Luckily, there’s a wealth of information to help people understand chronic illnesses. Dr. Cutler recommends doing a little Web surfing. Reliable sources include the Mayo Clinic and MedlinePlus.

Sharpen your own coping skills

People with fibromyalgia and other chronic illnesses need support, but they also need to develop their own tools for managing the disease and coping with pain.

Support groups can be helpful in this respect; you can talk with other people about what works for them and what doesn’t.

One strategy that might help is distracting yourself, either by reading, watching a movie or engaging in a favorite hobby; studies suggest distraction is an effective coping mechanism when it comes to pain.

Find a medical home

According to Dr. Cutler, the practice setup that works best for chronically ill people is the patient-centered medical home, in which patients have a physician-led team that oversees all their needs. More practices are adopting this approach.

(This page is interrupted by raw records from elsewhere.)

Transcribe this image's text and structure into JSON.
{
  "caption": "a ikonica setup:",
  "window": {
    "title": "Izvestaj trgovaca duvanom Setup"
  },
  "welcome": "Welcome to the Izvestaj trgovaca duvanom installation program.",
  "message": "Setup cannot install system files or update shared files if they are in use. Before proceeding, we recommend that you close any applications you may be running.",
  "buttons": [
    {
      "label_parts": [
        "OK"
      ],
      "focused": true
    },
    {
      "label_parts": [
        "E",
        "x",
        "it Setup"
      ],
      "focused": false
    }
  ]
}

"You don’t need only a doctor; you may need a nurse practitioner, a social worker, a psychologist, a dietitian, and all of that is provided at a medical home," he says. It can help you get support, he adds, because doctors have more time to spend with patients.

To learn more, go to the Patient-Centered Primary Care Collaborative and the American College of Physicians websites.

Join in when you can

When you’re up for it, make time for fun with family and friends -- even if it’s just a trip to the mall, Dr. Teitelbaum says.

This doesn’t mean you have to tramp through dozens of stores; you can hang out and rest in the food court when you need to. Just let others know that they don’t have to hold back their activities and that you’ll join them for what you feel you can handle.

If you like to travel, you should; again, just don’t push yourself too hard and make sure your companions understand your limitations.

"You can still join in and not feel excluded and left out," Dr. Teitelbaum says.

Think of "no" as an opportunity

Batt says her family has been very supportive overall, but there have been moments -- especially early in her illness -- when they got tired of helping.

"There are times you’re counting on your family and something else comes up and interferes and takes their focus away," says Dr. Cutler. "I think that’s part of the human condition."

When this happens, Dr. Teitelbaum says, look at it as a chance to learn other ways to get help, or to help yourself. In these situations, people should "reexplore what they can do for themselves," he adds. "They may be pleasantly surprised."